It’s tough to find a company with more experience in PCs than Corsair. In the past 20 years it’s touched nearly every component inside a PC and have made small, but profound changes to solid state drives and liquid cooling systems.
But with the race to bring PC gaming into the living room at full Steam (see what I did there?), Corsair has decided to bring its wealth of experience to the HTPC world.
Its first product, called the Corsair Bulldog, is a skeleton kit designed to provide enthusiast builders the basic parts needed to construct a killer 4K rig the size of a gaming console for around $399 (about £260, AU$520).
The kit includes a custom, red and black angular chassis, a mini-ITX motherboard, a small form-factor liquid CPU cooling system and a 600W mini power supply unit. What that means, however, is that you’ll need to supply your own graphics card, memory, storage solution and CPU that matches the socket of the motherboard.

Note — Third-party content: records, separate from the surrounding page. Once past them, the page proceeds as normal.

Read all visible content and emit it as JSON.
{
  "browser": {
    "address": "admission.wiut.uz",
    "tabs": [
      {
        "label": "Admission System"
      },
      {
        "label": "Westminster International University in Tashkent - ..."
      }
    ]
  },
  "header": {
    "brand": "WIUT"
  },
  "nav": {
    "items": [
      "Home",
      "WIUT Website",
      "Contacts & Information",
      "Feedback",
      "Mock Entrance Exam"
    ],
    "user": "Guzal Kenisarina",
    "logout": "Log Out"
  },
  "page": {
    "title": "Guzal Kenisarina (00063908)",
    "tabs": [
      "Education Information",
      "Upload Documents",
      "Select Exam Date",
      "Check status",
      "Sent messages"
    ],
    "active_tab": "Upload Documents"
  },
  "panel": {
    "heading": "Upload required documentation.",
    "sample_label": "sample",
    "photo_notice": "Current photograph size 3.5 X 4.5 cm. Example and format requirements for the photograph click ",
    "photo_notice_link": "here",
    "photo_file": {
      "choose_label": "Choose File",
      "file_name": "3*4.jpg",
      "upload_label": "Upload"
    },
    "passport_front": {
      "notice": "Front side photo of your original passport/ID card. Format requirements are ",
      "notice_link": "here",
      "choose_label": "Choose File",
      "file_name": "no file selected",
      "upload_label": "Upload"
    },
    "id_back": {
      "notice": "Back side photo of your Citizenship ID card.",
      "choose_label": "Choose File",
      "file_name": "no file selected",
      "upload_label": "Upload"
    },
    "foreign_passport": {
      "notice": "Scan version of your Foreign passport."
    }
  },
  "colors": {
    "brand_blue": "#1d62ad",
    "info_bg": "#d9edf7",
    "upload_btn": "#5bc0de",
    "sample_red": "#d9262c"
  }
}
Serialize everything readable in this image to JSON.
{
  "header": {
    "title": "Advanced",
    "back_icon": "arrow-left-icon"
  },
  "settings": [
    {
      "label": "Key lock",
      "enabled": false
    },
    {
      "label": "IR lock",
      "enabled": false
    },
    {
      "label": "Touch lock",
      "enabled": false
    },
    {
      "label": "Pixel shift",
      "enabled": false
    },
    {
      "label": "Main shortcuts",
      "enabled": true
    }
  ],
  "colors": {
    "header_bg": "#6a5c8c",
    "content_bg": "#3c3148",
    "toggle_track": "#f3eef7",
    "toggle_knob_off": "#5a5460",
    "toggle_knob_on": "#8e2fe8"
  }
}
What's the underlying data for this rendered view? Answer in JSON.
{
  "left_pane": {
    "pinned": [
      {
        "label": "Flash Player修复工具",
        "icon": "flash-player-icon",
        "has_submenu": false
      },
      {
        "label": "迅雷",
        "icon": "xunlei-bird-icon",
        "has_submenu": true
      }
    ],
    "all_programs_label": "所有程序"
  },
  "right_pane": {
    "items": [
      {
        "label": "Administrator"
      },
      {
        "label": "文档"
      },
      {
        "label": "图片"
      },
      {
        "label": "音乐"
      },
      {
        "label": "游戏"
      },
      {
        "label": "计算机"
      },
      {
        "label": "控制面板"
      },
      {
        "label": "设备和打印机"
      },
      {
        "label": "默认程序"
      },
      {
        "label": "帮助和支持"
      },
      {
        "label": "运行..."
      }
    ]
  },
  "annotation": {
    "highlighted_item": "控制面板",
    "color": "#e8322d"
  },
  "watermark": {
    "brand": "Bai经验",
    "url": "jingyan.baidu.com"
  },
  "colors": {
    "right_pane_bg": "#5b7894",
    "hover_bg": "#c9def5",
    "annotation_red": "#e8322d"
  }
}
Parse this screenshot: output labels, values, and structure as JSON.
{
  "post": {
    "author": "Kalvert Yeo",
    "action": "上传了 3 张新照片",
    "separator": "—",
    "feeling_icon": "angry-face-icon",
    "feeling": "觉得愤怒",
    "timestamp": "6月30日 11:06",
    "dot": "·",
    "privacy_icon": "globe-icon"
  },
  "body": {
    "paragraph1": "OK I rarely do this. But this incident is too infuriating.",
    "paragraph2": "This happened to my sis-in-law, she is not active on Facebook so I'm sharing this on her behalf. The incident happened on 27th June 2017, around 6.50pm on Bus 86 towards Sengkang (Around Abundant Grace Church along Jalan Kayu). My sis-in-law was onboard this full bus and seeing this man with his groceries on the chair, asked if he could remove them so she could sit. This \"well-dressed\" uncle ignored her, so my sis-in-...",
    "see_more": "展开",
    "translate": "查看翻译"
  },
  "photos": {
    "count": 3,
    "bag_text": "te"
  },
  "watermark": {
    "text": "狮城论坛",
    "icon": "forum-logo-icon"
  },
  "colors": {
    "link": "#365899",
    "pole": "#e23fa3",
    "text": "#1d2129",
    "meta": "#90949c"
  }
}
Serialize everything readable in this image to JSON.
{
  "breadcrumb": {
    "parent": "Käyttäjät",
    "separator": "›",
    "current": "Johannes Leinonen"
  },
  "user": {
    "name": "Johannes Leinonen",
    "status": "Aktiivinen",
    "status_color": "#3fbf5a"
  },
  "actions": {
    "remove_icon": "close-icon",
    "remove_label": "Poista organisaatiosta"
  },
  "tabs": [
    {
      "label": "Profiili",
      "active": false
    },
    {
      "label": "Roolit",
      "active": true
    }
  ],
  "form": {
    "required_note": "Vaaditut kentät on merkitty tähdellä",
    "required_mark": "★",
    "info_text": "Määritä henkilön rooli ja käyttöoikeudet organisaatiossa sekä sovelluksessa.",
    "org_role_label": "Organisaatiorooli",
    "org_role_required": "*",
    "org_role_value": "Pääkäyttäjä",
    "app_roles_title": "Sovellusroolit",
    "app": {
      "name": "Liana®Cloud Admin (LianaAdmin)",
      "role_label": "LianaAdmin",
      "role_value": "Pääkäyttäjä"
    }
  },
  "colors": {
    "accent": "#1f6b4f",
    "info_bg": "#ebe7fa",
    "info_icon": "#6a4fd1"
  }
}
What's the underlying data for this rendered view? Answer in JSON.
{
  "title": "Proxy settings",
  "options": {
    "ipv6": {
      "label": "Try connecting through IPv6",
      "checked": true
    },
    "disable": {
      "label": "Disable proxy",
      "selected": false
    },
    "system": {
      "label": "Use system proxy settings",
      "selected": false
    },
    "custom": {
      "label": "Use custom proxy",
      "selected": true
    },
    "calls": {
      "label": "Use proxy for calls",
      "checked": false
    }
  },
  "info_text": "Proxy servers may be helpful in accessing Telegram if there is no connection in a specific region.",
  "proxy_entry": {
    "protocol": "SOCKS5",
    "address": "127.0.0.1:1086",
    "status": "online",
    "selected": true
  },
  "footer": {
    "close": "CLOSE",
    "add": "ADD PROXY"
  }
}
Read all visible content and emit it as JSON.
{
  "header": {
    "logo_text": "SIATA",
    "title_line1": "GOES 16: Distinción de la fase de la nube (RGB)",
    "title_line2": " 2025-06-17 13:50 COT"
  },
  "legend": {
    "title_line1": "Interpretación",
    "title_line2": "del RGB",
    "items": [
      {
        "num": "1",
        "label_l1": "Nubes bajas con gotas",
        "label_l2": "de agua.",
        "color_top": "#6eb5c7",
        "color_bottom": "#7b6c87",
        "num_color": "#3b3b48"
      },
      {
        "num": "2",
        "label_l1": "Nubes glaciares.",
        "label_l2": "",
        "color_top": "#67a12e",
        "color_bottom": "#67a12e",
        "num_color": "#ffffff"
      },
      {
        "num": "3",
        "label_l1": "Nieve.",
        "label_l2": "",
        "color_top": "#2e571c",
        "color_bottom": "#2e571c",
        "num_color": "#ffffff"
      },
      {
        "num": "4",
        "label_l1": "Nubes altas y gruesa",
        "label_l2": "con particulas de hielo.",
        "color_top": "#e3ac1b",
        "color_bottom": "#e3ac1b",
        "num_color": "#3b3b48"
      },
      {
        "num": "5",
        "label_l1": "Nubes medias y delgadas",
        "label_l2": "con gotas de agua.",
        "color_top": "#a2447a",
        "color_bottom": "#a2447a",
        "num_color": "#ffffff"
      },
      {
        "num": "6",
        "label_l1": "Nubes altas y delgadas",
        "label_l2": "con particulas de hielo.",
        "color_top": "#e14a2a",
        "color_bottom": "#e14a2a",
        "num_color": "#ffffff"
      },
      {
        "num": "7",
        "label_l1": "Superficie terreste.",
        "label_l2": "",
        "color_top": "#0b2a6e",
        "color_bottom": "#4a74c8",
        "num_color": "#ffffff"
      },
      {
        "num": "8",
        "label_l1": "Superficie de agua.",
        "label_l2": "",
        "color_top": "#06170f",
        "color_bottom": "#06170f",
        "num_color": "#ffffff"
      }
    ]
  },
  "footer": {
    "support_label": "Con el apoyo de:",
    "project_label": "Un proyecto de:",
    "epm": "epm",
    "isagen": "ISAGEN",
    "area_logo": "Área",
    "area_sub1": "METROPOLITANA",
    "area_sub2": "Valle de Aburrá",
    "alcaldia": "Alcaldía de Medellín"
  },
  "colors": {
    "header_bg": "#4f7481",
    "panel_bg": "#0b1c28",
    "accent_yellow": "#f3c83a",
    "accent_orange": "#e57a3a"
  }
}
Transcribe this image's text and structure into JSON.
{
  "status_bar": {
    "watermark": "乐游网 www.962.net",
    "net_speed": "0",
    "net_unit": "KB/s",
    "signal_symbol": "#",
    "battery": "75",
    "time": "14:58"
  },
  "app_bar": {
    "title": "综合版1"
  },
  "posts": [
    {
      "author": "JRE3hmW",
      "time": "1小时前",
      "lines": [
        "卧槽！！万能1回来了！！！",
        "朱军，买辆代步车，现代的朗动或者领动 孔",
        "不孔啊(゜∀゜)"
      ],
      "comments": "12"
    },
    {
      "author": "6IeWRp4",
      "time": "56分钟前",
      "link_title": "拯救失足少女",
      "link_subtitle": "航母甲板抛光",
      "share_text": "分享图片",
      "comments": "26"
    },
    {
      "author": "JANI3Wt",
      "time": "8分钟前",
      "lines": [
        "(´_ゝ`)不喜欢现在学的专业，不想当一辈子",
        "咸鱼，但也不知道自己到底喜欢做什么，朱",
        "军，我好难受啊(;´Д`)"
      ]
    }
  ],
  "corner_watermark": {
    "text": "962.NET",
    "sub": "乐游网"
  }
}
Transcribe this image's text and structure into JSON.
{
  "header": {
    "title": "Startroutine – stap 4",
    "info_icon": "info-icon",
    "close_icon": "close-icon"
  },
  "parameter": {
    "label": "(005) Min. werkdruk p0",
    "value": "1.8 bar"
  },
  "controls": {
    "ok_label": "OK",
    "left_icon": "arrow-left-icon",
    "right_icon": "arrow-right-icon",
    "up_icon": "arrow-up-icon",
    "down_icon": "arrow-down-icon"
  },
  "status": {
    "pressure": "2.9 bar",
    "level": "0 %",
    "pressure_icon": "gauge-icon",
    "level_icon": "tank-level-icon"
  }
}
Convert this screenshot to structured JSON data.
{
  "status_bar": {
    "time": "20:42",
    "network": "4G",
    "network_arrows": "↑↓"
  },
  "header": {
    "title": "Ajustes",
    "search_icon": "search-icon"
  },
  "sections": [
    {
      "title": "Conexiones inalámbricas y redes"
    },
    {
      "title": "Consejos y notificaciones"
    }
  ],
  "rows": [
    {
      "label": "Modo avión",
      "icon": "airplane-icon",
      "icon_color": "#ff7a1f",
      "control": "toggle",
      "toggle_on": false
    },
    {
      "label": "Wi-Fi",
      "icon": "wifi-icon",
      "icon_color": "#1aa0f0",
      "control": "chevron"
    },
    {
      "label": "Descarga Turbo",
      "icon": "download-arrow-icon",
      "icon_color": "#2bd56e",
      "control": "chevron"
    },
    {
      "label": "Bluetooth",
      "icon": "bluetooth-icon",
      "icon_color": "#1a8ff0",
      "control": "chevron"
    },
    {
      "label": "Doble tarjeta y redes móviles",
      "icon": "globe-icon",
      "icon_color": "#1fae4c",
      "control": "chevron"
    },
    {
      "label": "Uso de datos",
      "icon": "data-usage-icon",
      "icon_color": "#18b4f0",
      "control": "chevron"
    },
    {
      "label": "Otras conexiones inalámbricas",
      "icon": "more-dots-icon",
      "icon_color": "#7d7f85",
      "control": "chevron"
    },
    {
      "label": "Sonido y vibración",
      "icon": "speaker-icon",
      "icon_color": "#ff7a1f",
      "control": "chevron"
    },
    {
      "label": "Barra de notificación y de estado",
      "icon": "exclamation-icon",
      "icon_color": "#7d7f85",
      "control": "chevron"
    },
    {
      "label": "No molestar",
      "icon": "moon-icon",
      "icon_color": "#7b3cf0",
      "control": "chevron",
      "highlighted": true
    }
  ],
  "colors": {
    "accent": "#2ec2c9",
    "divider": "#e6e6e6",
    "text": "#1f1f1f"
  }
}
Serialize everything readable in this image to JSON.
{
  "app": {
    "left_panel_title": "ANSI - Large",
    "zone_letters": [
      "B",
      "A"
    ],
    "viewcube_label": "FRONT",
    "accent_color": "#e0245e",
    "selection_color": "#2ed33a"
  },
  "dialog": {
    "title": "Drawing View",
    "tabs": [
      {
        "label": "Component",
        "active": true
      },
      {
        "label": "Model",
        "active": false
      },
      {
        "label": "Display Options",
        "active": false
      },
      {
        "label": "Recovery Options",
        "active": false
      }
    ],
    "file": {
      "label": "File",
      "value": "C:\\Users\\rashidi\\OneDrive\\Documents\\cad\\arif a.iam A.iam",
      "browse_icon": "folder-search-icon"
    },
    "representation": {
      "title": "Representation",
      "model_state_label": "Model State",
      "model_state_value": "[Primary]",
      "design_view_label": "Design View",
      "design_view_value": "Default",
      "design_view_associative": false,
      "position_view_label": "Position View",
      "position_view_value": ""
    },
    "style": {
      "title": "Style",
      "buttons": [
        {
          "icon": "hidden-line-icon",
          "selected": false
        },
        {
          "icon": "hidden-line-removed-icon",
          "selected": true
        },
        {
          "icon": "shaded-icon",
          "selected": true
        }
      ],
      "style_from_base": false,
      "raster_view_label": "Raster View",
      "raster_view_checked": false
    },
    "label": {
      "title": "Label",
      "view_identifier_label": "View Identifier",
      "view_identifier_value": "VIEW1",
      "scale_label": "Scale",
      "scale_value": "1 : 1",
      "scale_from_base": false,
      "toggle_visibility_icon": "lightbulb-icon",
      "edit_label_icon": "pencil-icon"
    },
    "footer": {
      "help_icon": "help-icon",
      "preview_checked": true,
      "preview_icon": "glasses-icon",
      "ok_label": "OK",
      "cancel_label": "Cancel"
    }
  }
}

If that sounds like a lot to you, it is. But Corsair is encouraging potential buyers to scrap aging machines for parts or upgrade the Bulldog’s internal components over time to reduce the upfront cost.
The Bulldog, like its namesake, is squat, powerfully built and can pack in some serious muscle if you know what you’re doing.
Its red and black custom chassis is larger than the Steam Machines that are destined to grace living rooms later this year, but even so it’s far less conspicuous than a full-size desktop. It’s a heck of a lot quieter too, thanks to the vents that encircle the case and the liquid cooling system that’s running inside.
Best of all, storage space will never an issue. You can easily fit one 3.5-inch HDD and one SSD or three SSDs inside the storage bay without running into any issues.
But its whisper-quiet noise output, mini-ITX form factor and potential 4K capabilities don’t come without compromise: the Bulldog isn’t exactly petite. It’s larger than any other game console or Steam Machine, and requires a relatively open space to push warm air into.
And again, it’s worth noting that the Bulldog isn’t a complete system on its own – you’ll need to supply your own CPU, RAM, GPU and storage.
Features and performance
For its size, there’s a lot of room inside the case to work. Airflow was a major focus for Corsair, and veteran builders will appreciate the added effect of having parts of the case easily accessible.
The Bulldog’s moddability is its secret weapon. Because other Steam Machine systems come with preconfigured parts, there’s no way to upgrade them down the road. Bulldog is different in the sense that at any time you can swap out an old component for a quick tune-up or drop in extra parts from a spare rig.
In terms of performance, I saw the Bulldog steamroll its way through The Witcher 3 on almost all of its settings set to ultra, before deft-handedly taking on GTA5’s grueling benchmark test in 4K. The latter had a bit of pop-in and some screen tearing, I noticed, but I chalked that up to the fact that G-Sync was turned off.
Ultimately however, performance will come down to the parts you can spare or are willing to invest in. The upside of creating a massively powerful gaming rig in the living room is that it can easily process Ultra-HD video from Netflix or YouTube, once more content starts coming down the pipeline in the coming year or two.
Check out Lapdog, dawg
Bulldog isn’t the only dog in Corsair’s kennel. Similar to the Roccat Sova, Corsair’s Lapdog is a lap desk that supports a tenkeyless keyboard and any USB mouse and connects via a 15-foot braided USB cable to the Bulldog.
It’s designed to be sturdy enough to withstand the force you exert by typing and moving the mouse without falling off your lap, but not overly burdensome that it feels like a 20-pound weight is on your legs.
Corsair doesn’t have an exact release date for the Lapdog, but is targeting a price of around $89 (about £60, AU$115).
With Steam Machines stuck in limbo while Valve puts the finishing touches on SteamOS, Corsair’s Bulldog is primed to steal a spot in gamers’ living rooms. An intelligently designed chassis and even smarter cooling systems keep the Bulldog running quiet, while its miniature PSU has the capacity to fuel all but the hungriest of GPUs.